Some medications use two classes of drug together, called combination medications. These can make it easier for people to manage their regimen, because people with HIV can be on several treatments that require them to take medications at specific times of the day. It is important that people with HIV take their medications every day to prevent the progression of the virus.

Click here to learn more about different types of HIV medications.

Treatments can now slow HIV from progressing to AIDS. However, treatment requires prompt testing and care after exposure to the virus. Despite improvements in treatment regimens, access to care remains a big problem. Even with the advent of multi-drug therapy, evidence reports that 680,000 people died from AIDS-related illness in 2020 alone.

When a person acquires HIV and does not receive treatment, the infection progresses through three stages:

Stage 1: Acute infection

After exposure to HIV, the virus is in its acute phase for 2–4 weeks. During this period HIV is infiltrating the body and invading the CD4 cells. Blood levels of the virus are high.

The body reacts to this assault with flu-like symptoms; people may experience headache, fever, and a rash, or they may have no symptoms at all. During this phase, there is high risk of transmitting the virus to another person.

Stage 2: Chronic infection

Some people may also refer to this stage as asymptomatic or latent HIV. During this time, the virus is still replicating through its life cycle, but doing so more slowly. People can live in this stage for years without any symptoms, not knowing that they have HIV.

This phase usually lasts a decade or more. However, people on HAART therapy may remain in this latent stage for longer. It is possible to pass HIV on to others if a person is not receiving or correctly taking this medication. Thankfully, the medication can reduce a person’s viral load and the risk of transmission down to undetectable levels.

Stage 3: AIDS

This is the final stage of HIV infection. At this point, the virus has attacked the immune system until it is no longer able to protect itself. People with AIDS are susceptible to infections that those without it can fight off much more easily, such as forms of pneumonia and cancer.

A person may receive a diagnosis with AIDS if they have one of these opportunistic infections, or when their CD4 cells reach a critically low level.

People with AIDS have high levels of the virus in blood and bodily fluids and the virus is extremely transmissible. People who cannot access treatment typically survive about 3 years in this stage before succumbing to a fatal complication. However, if they acquire an opportunistic illness, life expectancy without treatment falls to roughly 1 year.

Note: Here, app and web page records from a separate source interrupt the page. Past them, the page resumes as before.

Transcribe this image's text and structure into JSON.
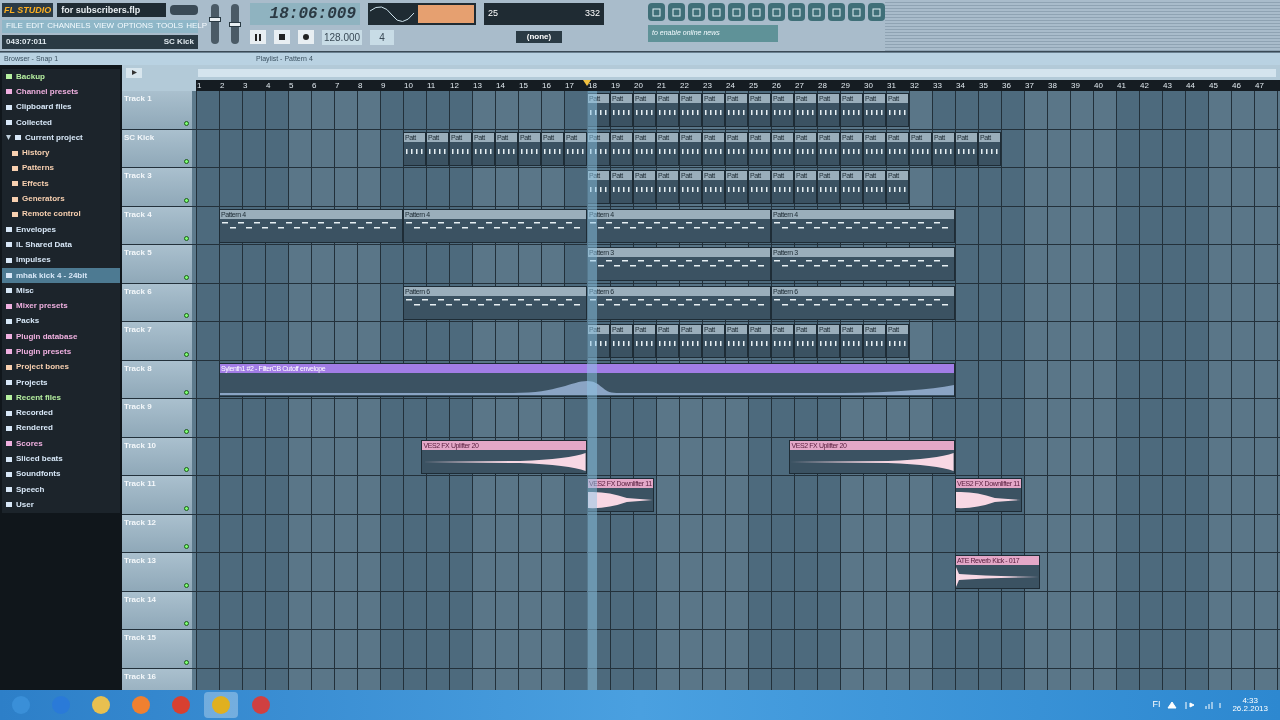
{
  "app": {
    "logo": "FL STUDIO",
    "title": "for subscribers.flp",
    "menu": [
      "FILE",
      "EDIT",
      "CHANNELS",
      "VIEW",
      "OPTIONS",
      "TOOLS",
      "HELP"
    ],
    "hint_position": "043:07:011",
    "hint_channel": "SC Kick",
    "volume": {
      "level": 0.62
    },
    "pitch": {
      "level": 0.5
    },
    "song_time": "18:06:009",
    "cpu": "25",
    "polyphony": "332",
    "tempo": "128.000",
    "beats": "4",
    "pattern_select": "(none)",
    "news": "to enable online news"
  },
  "browser": {
    "title": "Browser - Snap 1",
    "items": [
      {
        "label": "Backup",
        "color": "#b6f0a0",
        "selected": false
      },
      {
        "label": "Channel presets",
        "color": "#f0b0e0",
        "selected": false
      },
      {
        "label": "Clipboard files",
        "color": "#d8e8f8",
        "selected": false
      },
      {
        "label": "Collected",
        "color": "#d8e8f8",
        "selected": false
      },
      {
        "label": "Current project",
        "color": "#d8e8f8",
        "selected": false,
        "expanded": true,
        "children": [
          {
            "label": "History",
            "color": "#f8d0b0",
            "selected": false
          },
          {
            "label": "Patterns",
            "color": "#f8d0b0",
            "selected": false
          },
          {
            "label": "Effects",
            "color": "#f8d0b0",
            "selected": false
          },
          {
            "label": "Generators",
            "color": "#f8d0b0",
            "selected": false
          },
          {
            "label": "Remote control",
            "color": "#f8d0b0",
            "selected": false
          }
        ]
      },
      {
        "label": "Envelopes",
        "color": "#d8e8f8",
        "selected": false
      },
      {
        "label": "IL Shared Data",
        "color": "#d8e8f8",
        "selected": false
      },
      {
        "label": "Impulses",
        "color": "#d8e8f8",
        "selected": false
      },
      {
        "label": "mhak kick 4 - 24bit",
        "color": "#d8e8f8",
        "selected": true
      },
      {
        "label": "Misc",
        "color": "#d8e8f8",
        "selected": false
      },
      {
        "label": "Mixer presets",
        "color": "#f0b0e0",
        "selected": false
      },
      {
        "label": "Packs",
        "color": "#d8e8f8",
        "selected": false
      },
      {
        "label": "Plugin database",
        "color": "#f0b0e0",
        "selected": false
      },
      {
        "label": "Plugin presets",
        "color": "#f0b0e0",
        "selected": false
      },
      {
        "label": "Project bones",
        "color": "#f8d0b0",
        "selected": false
      },
      {
        "label": "Projects",
        "color": "#d8e8f8",
        "selected": false
      },
      {
        "label": "Recent files",
        "color": "#b6f0a0",
        "selected": false
      },
      {
        "label": "Recorded",
        "color": "#d8e8f8",
        "selected": false
      },
      {
        "label": "Rendered",
        "color": "#d8e8f8",
        "selected": false
      },
      {
        "label": "Scores",
        "color": "#f0b0e0",
        "selected": false
      },
      {
        "label": "Sliced beats",
        "color": "#d8e8f8",
        "selected": false
      },
      {
        "label": "Soundfonts",
        "color": "#d8e8f8",
        "selected": false
      },
      {
        "label": "Speech",
        "color": "#d8e8f8",
        "selected": false
      },
      {
        "label": "User",
        "color": "#d8e8f8",
        "selected": false
      }
    ]
  },
  "playlist": {
    "title": "Playlist - Pattern 4",
    "ruler": [
      "1",
      "2",
      "3",
      "4",
      "5",
      "6",
      "7",
      "8",
      "9",
      "10",
      "11",
      "12",
      "13",
      "14",
      "15",
      "16",
      "17",
      "18",
      "19",
      "20",
      "21",
      "22",
      "23",
      "24",
      "25",
      "26",
      "27",
      "28",
      "29",
      "30",
      "31",
      "32",
      "33",
      "34",
      "35",
      "36",
      "37",
      "38",
      "39",
      "40",
      "41",
      "42",
      "43",
      "44",
      "45",
      "46",
      "47"
    ],
    "tracks": [
      {
        "name": "Track 1",
        "enabled": true,
        "clips": [
          {
            "kind": "pattern",
            "label": "Patt"
          },
          {
            "kind": "pattern",
            "label": "Patt"
          },
          {
            "kind": "pattern",
            "label": "Patt"
          },
          {
            "kind": "pattern",
            "label": "Patt"
          },
          {
            "kind": "pattern",
            "label": "Patt"
          },
          {
            "kind": "pattern",
            "label": "Patt"
          },
          {
            "kind": "pattern",
            "label": "Patt"
          },
          {
            "kind": "pattern",
            "label": "Patt"
          },
          {
            "kind": "pattern",
            "label": "Patt"
          },
          {
            "kind": "pattern",
            "label": "Patt"
          },
          {
            "kind": "pattern",
            "label": "Patt"
          },
          {
            "kind": "pattern",
            "label": "Patt"
          },
          {
            "kind": "pattern",
            "label": "Patt"
          },
          {
            "kind": "pattern",
            "label": "Patt"
          }
        ]
      },
      {
        "name": "SC Kick",
        "enabled": true,
        "clips": [
          {
            "kind": "pattern",
            "label": "Patt"
          },
          {
            "kind": "pattern",
            "label": "Patt"
          },
          {
            "kind": "pattern",
            "label": "Patt"
          },
          {
            "kind": "pattern",
            "label": "Patt"
          },
          {
            "kind": "pattern",
            "label": "Patt"
          },
          {
            "kind": "pattern",
            "label": "Patt"
          },
          {
            "kind": "pattern",
            "label": "Patt"
          },
          {
            "kind": "pattern",
            "label": "Patt"
          },
          {
            "kind": "pattern",
            "label": "Patt"
          },
          {
            "kind": "pattern",
            "label": "Patt"
          },
          {
            "kind": "pattern",
            "label": "Patt"
          },
          {
            "kind": "pattern",
            "label": "Patt"
          },
          {
            "kind": "pattern",
            "label": "Patt"
          },
          {
            "kind": "pattern",
            "label": "Patt"
          },
          {
            "kind": "pattern",
            "label": "Patt"
          },
          {
            "kind": "pattern",
            "label": "Patt"
          },
          {
            "kind": "pattern",
            "label": "Patt"
          },
          {
            "kind": "pattern",
            "label": "Patt"
          },
          {
            "kind": "pattern",
            "label": "Patt"
          },
          {
            "kind": "pattern",
            "label": "Patt"
          },
          {
            "kind": "pattern",
            "label": "Patt"
          },
          {
            "kind": "pattern",
            "label": "Patt"
          },
          {
            "kind": "pattern",
            "label": "Patt"
          },
          {
            "kind": "pattern",
            "label": "Patt"
          },
          {
            "kind": "pattern",
            "label": "Patt"
          },
          {
            "kind": "pattern",
            "label": "Patt"
          }
        ]
      },
      {
        "name": "Track 3",
        "enabled": true,
        "clips": [
          {
            "kind": "pattern",
            "label": "Patt"
          },
          {
            "kind": "pattern",
            "label": "Patt"
          },
          {
            "kind": "pattern",
            "label": "Patt"
          },
          {
            "kind": "pattern",
            "label": "Patt"
          },
          {
            "kind": "pattern",
            "label": "Patt"
          },
          {
            "kind": "pattern",
            "label": "Patt"
          },
          {
            "kind": "pattern",
            "label": "Patt"
          },
          {
            "kind": "pattern",
            "label": "Patt"
          },
          {
            "kind": "pattern",
            "label": "Patt"
          },
          {
            "kind": "pattern",
            "label": "Patt"
          },
          {
            "kind": "pattern",
            "label": "Patt"
          },
          {
            "kind": "pattern",
            "label": "Patt"
          },
          {
            "kind": "pattern",
            "label": "Patt"
          },
          {
            "kind": "pattern",
            "label": "Patt"
          }
        ]
      },
      {
        "name": "Track 4",
        "enabled": true,
        "clips": [
          {
            "kind": "pattern",
            "label": "Pattern 4"
          },
          {
            "kind": "pattern",
            "label": "Pattern 4"
          },
          {
            "kind": "pattern",
            "label": "Pattern 4"
          },
          {
            "kind": "pattern",
            "label": "Pattern 4"
          }
        ]
      },
      {
        "name": "Track 5",
        "enabled": true,
        "clips": [
          {
            "kind": "pattern",
            "label": "Pattern 3"
          },
          {
            "kind": "pattern",
            "label": "Pattern 3"
          }
        ]
      },
      {
        "name": "Track 6",
        "enabled": true,
        "clips": [
          {
            "kind": "pattern",
            "label": "Pattern 6"
          },
          {
            "kind": "pattern",
            "label": "Pattern 6"
          },
          {
            "kind": "pattern",
            "label": "Pattern 6"
          }
        ]
      },
      {
        "name": "Track 7",
        "enabled": true,
        "clips": [
          {
            "kind": "pattern",
            "label": "Patt"
          },
          {
            "kind": "pattern",
            "label": "Patt"
          },
          {
            "kind": "pattern",
            "label": "Patt"
          },
          {
            "kind": "pattern",
            "label": "Patt"
          },
          {
            "kind": "pattern",
            "label": "Patt"
          },
          {
            "kind": "pattern",
            "label": "Patt"
          },
          {
            "kind": "pattern",
            "label": "Patt"
          },
          {
            "kind": "pattern",
            "label": "Patt"
          },
          {
            "kind": "pattern",
            "label": "Patt"
          },
          {
            "kind": "pattern",
            "label": "Patt"
          },
          {
            "kind": "pattern",
            "label": "Patt"
          },
          {
            "kind": "pattern",
            "label": "Patt"
          },
          {
            "kind": "pattern",
            "label": "Patt"
          },
          {
            "kind": "pattern",
            "label": "Patt"
          }
        ]
      },
      {
        "name": "Track 8",
        "enabled": true,
        "clips": [
          {
            "kind": "automation",
            "label": "Sylenth1 #2 - FilterCB Cutoff envelope"
          }
        ]
      },
      {
        "name": "Track 9",
        "enabled": true
      },
      {
        "name": "Track 10",
        "enabled": true,
        "clips": [
          {
            "kind": "riser",
            "label": "VES2 FX Uplifter 20"
          },
          {
            "kind": "riser",
            "label": "VES2 FX Uplifter 20"
          }
        ]
      },
      {
        "name": "Track 11",
        "enabled": true,
        "clips": [
          {
            "kind": "faller",
            "label": "VES2 FX Downlifter 11"
          },
          {
            "kind": "faller",
            "label": "VES2 FX Downlifter 11"
          }
        ]
      },
      {
        "name": "Track 12",
        "enabled": true
      },
      {
        "name": "Track 13",
        "enabled": true,
        "clips": [
          {
            "kind": "hit",
            "label": "ATE Reverb Kick - 017"
          }
        ]
      },
      {
        "name": "Track 14",
        "enabled": true
      },
      {
        "name": "Track 15",
        "enabled": true
      },
      {
        "name": "Track 16"
      }
    ]
  },
  "taskbar": {
    "language": "FI",
    "time": "4:33",
    "date": "26.2.2013"
  }
}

Click here to learn more about the HIV timeline.

Due to the complex structure and life cycle of the virus, HIV is a chronic condition that is difficult to treat. By understanding the life cycle of the virus, researchers have developed treatments that can disrupt HIV at different phases and improve a person’s life expectancy and quality of life.